Element data from apps and pages

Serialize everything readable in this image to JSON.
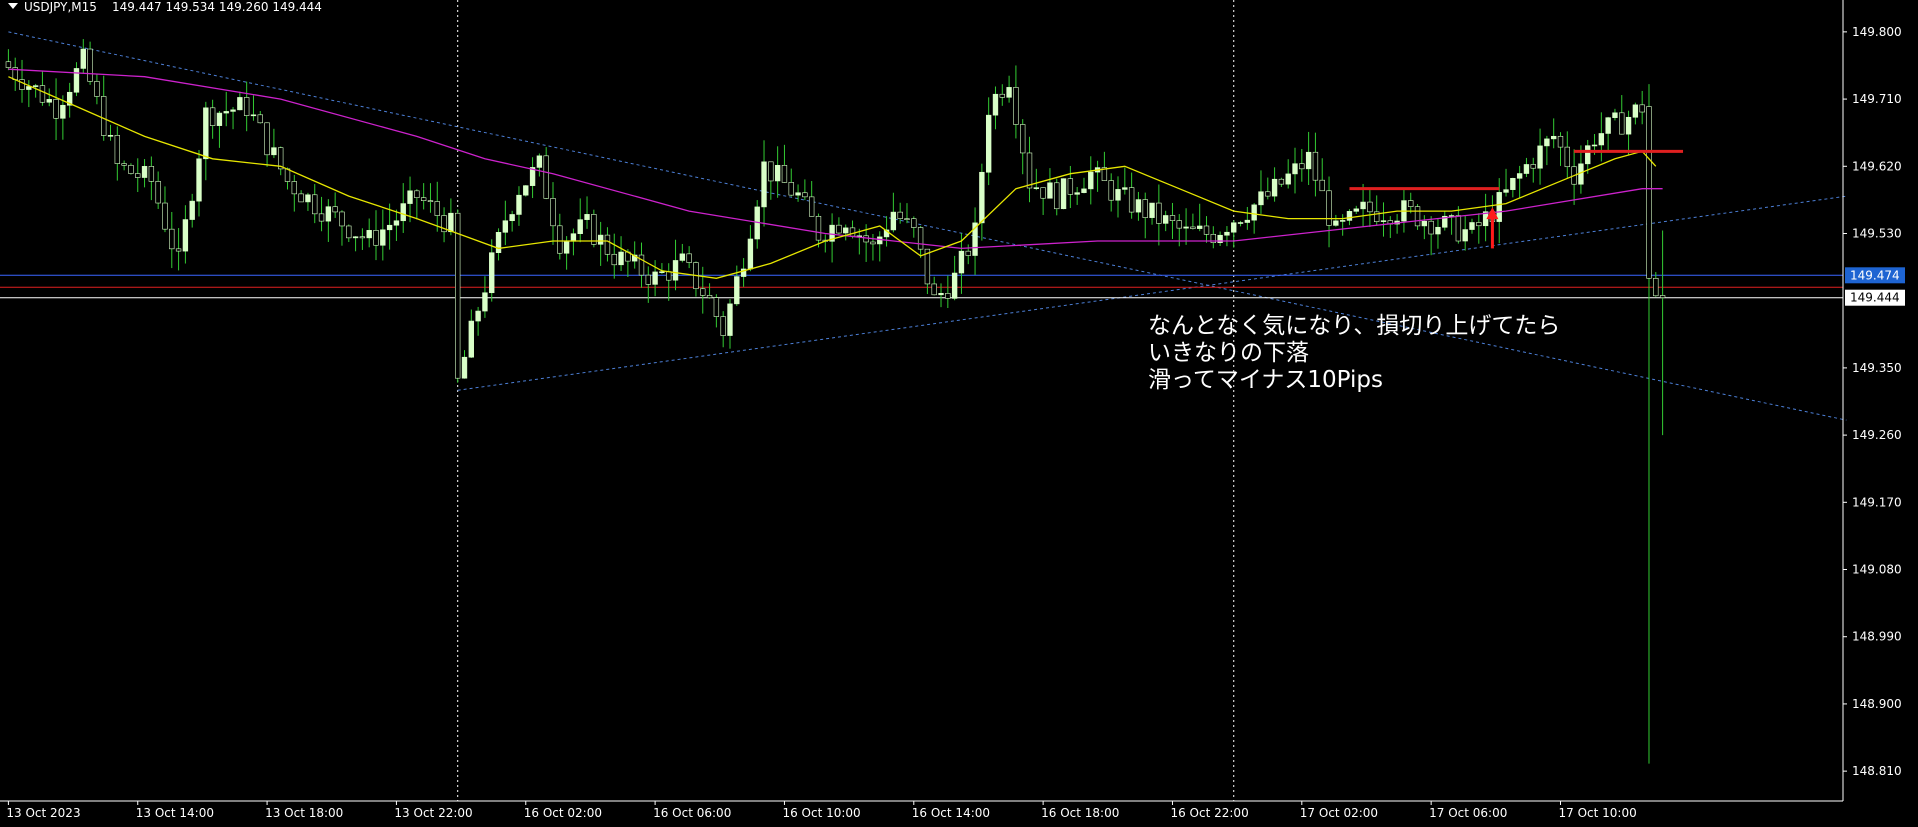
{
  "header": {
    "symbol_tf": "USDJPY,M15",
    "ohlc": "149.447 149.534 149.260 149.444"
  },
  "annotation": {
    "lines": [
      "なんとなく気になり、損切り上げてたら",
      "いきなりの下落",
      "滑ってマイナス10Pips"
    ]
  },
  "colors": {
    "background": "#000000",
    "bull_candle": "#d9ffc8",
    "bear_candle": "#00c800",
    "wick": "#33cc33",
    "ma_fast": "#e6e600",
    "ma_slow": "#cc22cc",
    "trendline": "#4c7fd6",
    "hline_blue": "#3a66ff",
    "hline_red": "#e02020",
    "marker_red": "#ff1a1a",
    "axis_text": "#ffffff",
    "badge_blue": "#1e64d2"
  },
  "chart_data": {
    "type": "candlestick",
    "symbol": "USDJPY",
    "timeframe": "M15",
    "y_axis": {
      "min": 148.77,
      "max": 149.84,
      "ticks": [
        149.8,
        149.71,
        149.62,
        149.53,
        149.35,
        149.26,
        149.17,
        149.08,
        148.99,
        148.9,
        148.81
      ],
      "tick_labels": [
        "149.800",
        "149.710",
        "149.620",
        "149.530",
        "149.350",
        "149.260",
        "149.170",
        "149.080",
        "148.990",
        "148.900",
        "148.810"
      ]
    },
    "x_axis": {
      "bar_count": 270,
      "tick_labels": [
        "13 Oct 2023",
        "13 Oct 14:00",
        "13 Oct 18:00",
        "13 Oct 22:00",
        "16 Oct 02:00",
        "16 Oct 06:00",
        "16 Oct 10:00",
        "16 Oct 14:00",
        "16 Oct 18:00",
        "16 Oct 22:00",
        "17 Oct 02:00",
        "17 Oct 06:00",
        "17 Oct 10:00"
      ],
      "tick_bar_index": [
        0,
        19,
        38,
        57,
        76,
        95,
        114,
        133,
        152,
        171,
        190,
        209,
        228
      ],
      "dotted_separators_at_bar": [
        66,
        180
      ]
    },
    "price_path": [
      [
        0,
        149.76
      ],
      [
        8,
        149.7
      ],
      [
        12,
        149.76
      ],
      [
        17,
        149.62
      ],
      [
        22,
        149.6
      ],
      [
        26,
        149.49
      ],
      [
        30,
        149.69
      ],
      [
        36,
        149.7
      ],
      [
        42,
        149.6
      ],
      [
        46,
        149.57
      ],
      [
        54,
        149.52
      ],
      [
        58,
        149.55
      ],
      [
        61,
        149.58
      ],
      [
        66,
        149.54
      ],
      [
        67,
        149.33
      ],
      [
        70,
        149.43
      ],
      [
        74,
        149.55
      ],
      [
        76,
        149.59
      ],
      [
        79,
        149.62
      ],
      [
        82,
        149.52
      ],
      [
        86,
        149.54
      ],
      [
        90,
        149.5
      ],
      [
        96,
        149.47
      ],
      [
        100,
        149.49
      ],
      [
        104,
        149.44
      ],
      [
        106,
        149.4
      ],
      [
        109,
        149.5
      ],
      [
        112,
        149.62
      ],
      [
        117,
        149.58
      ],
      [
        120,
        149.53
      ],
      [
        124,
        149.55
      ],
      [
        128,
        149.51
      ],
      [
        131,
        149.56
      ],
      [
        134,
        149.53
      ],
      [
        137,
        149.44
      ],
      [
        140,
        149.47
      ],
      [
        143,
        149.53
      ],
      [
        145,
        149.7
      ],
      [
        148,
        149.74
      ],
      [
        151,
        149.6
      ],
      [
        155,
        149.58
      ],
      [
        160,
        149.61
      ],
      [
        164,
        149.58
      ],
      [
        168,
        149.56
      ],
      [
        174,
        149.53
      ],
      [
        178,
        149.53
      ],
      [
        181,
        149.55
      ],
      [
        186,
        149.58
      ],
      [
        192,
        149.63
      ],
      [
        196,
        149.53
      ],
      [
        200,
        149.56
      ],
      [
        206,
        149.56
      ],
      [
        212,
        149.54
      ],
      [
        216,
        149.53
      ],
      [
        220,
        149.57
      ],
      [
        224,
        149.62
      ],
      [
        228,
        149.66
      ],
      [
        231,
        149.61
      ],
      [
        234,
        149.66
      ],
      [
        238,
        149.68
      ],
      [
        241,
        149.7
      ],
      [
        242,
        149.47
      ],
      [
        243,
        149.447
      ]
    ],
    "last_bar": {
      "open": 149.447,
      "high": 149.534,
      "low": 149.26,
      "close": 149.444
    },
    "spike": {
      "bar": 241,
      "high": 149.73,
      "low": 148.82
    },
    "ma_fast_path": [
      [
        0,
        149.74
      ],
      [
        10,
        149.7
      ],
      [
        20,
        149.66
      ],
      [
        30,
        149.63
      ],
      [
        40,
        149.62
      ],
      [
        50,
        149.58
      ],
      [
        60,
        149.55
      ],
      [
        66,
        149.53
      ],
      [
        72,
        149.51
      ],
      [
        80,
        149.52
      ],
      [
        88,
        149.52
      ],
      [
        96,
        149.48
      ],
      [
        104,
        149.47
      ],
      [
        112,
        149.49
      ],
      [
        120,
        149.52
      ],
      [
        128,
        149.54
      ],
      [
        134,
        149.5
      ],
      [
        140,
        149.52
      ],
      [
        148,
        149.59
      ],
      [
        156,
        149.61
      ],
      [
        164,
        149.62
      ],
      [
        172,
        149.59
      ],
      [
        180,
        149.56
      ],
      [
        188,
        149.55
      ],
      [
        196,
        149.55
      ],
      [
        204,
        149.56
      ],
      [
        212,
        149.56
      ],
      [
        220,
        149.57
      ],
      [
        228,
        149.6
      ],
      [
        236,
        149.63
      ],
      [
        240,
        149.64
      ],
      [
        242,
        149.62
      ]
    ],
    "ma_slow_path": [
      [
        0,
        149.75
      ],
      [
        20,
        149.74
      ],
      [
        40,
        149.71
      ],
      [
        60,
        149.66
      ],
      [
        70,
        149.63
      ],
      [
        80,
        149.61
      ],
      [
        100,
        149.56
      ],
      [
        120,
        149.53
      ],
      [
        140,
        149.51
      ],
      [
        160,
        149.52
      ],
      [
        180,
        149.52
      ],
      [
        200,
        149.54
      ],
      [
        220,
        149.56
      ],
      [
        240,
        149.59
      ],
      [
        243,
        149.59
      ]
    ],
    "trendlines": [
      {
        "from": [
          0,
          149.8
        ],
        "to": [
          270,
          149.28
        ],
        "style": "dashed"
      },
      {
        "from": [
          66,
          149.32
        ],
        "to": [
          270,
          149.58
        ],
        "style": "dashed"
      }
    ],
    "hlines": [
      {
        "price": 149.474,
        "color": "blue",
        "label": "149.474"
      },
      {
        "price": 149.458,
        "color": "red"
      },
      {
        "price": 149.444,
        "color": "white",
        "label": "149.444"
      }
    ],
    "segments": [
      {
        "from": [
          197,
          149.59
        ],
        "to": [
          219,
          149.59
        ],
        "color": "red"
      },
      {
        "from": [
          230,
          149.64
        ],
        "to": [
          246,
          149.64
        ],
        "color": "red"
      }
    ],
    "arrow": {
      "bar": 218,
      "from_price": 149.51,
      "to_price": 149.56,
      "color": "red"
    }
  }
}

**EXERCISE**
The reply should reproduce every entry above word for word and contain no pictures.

**YOUR SOLUTION**
Serialize everything readable in this image to JSON.
{
  "header": {
    "symbol_tf": "USDJPY,M15",
    "ohlc": "149.447 149.534 149.260 149.444"
  },
  "annotation": {
    "lines": [
      "なんとなく気になり、損切り上げてたら",
      "いきなりの下落",
      "滑ってマイナス10Pips"
    ]
  },
  "colors": {
    "background": "#000000",
    "bull_candle": "#d9ffc8",
    "bear_candle": "#00c800",
    "wick": "#33cc33",
    "ma_fast": "#e6e600",
    "ma_slow": "#cc22cc",
    "trendline": "#4c7fd6",
    "hline_blue": "#3a66ff",
    "hline_red": "#e02020",
    "marker_red": "#ff1a1a",
    "axis_text": "#ffffff",
    "badge_blue": "#1e64d2"
  },
  "chart_data": {
    "type": "candlestick",
    "symbol": "USDJPY",
    "timeframe": "M15",
    "y_axis": {
      "min": 148.77,
      "max": 149.84,
      "ticks": [
        149.8,
        149.71,
        149.62,
        149.53,
        149.35,
        149.26,
        149.17,
        149.08,
        148.99,
        148.9,
        148.81
      ],
      "tick_labels": [
        "149.800",
        "149.710",
        "149.620",
        "149.530",
        "149.350",
        "149.260",
        "149.170",
        "149.080",
        "148.990",
        "148.900",
        "148.810"
      ]
    },
    "x_axis": {
      "bar_count": 270,
      "tick_labels": [
        "13 Oct 2023",
        "13 Oct 14:00",
        "13 Oct 18:00",
        "13 Oct 22:00",
        "16 Oct 02:00",
        "16 Oct 06:00",
        "16 Oct 10:00",
        "16 Oct 14:00",
        "16 Oct 18:00",
        "16 Oct 22:00",
        "17 Oct 02:00",
        "17 Oct 06:00",
        "17 Oct 10:00"
      ],
      "tick_bar_index": [
        0,
        19,
        38,
        57,
        76,
        95,
        114,
        133,
        152,
        171,
        190,
        209,
        228
      ],
      "dotted_separators_at_bar": [
        66,
        180
      ]
    },
    "price_path": [
      [
        0,
        149.76
      ],
      [
        8,
        149.7
      ],
      [
        12,
        149.76
      ],
      [
        17,
        149.62
      ],
      [
        22,
        149.6
      ],
      [
        26,
        149.49
      ],
      [
        30,
        149.69
      ],
      [
        36,
        149.7
      ],
      [
        42,
        149.6
      ],
      [
        46,
        149.57
      ],
      [
        54,
        149.52
      ],
      [
        58,
        149.55
      ],
      [
        61,
        149.58
      ],
      [
        66,
        149.54
      ],
      [
        67,
        149.33
      ],
      [
        70,
        149.43
      ],
      [
        74,
        149.55
      ],
      [
        76,
        149.59
      ],
      [
        79,
        149.62
      ],
      [
        82,
        149.52
      ],
      [
        86,
        149.54
      ],
      [
        90,
        149.5
      ],
      [
        96,
        149.47
      ],
      [
        100,
        149.49
      ],
      [
        104,
        149.44
      ],
      [
        106,
        149.4
      ],
      [
        109,
        149.5
      ],
      [
        112,
        149.62
      ],
      [
        117,
        149.58
      ],
      [
        120,
        149.53
      ],
      [
        124,
        149.55
      ],
      [
        128,
        149.51
      ],
      [
        131,
        149.56
      ],
      [
        134,
        149.53
      ],
      [
        137,
        149.44
      ],
      [
        140,
        149.47
      ],
      [
        143,
        149.53
      ],
      [
        145,
        149.7
      ],
      [
        148,
        149.74
      ],
      [
        151,
        149.6
      ],
      [
        155,
        149.58
      ],
      [
        160,
        149.61
      ],
      [
        164,
        149.58
      ],
      [
        168,
        149.56
      ],
      [
        174,
        149.53
      ],
      [
        178,
        149.53
      ],
      [
        181,
        149.55
      ],
      [
        186,
        149.58
      ],
      [
        192,
        149.63
      ],
      [
        196,
        149.53
      ],
      [
        200,
        149.56
      ],
      [
        206,
        149.56
      ],
      [
        212,
        149.54
      ],
      [
        216,
        149.53
      ],
      [
        220,
        149.57
      ],
      [
        224,
        149.62
      ],
      [
        228,
        149.66
      ],
      [
        231,
        149.61
      ],
      [
        234,
        149.66
      ],
      [
        238,
        149.68
      ],
      [
        241,
        149.7
      ],
      [
        242,
        149.47
      ],
      [
        243,
        149.447
      ]
    ],
    "last_bar": {
      "open": 149.447,
      "high": 149.534,
      "low": 149.26,
      "close": 149.444
    },
    "spike": {
      "bar": 241,
      "high": 149.73,
      "low": 148.82
    },
    "ma_fast_path": [
      [
        0,
        149.74
      ],
      [
        10,
        149.7
      ],
      [
        20,
        149.66
      ],
      [
        30,
        149.63
      ],
      [
        40,
        149.62
      ],
      [
        50,
        149.58
      ],
      [
        60,
        149.55
      ],
      [
        66,
        149.53
      ],
      [
        72,
        149.51
      ],
      [
        80,
        149.52
      ],
      [
        88,
        149.52
      ],
      [
        96,
        149.48
      ],
      [
        104,
        149.47
      ],
      [
        112,
        149.49
      ],
      [
        120,
        149.52
      ],
      [
        128,
        149.54
      ],
      [
        134,
        149.5
      ],
      [
        140,
        149.52
      ],
      [
        148,
        149.59
      ],
      [
        156,
        149.61
      ],
      [
        164,
        149.62
      ],
      [
        172,
        149.59
      ],
      [
        180,
        149.56
      ],
      [
        188,
        149.55
      ],
      [
        196,
        149.55
      ],
      [
        204,
        149.56
      ],
      [
        212,
        149.56
      ],
      [
        220,
        149.57
      ],
      [
        228,
        149.6
      ],
      [
        236,
        149.63
      ],
      [
        240,
        149.64
      ],
      [
        242,
        149.62
      ]
    ],
    "ma_slow_path": [
      [
        0,
        149.75
      ],
      [
        20,
        149.74
      ],
      [
        40,
        149.71
      ],
      [
        60,
        149.66
      ],
      [
        70,
        149.63
      ],
      [
        80,
        149.61
      ],
      [
        100,
        149.56
      ],
      [
        120,
        149.53
      ],
      [
        140,
        149.51
      ],
      [
        160,
        149.52
      ],
      [
        180,
        149.52
      ],
      [
        200,
        149.54
      ],
      [
        220,
        149.56
      ],
      [
        240,
        149.59
      ],
      [
        243,
        149.59
      ]
    ],
    "trendlines": [
      {
        "from": [
          0,
          149.8
        ],
        "to": [
          270,
          149.28
        ],
        "style": "dashed"
      },
      {
        "from": [
          66,
          149.32
        ],
        "to": [
          270,
          149.58
        ],
        "style": "dashed"
      }
    ],
    "hlines": [
      {
        "price": 149.474,
        "color": "blue",
        "label": "149.474"
      },
      {
        "price": 149.458,
        "color": "red"
      },
      {
        "price": 149.444,
        "color": "white",
        "label": "149.444"
      }
    ],
    "segments": [
      {
        "from": [
          197,
          149.59
        ],
        "to": [
          219,
          149.59
        ],
        "color": "red"
      },
      {
        "from": [
          230,
          149.64
        ],
        "to": [
          246,
          149.64
        ],
        "color": "red"
      }
    ],
    "arrow": {
      "bar": 218,
      "from_price": 149.51,
      "to_price": 149.56,
      "color": "red"
    }
  }
}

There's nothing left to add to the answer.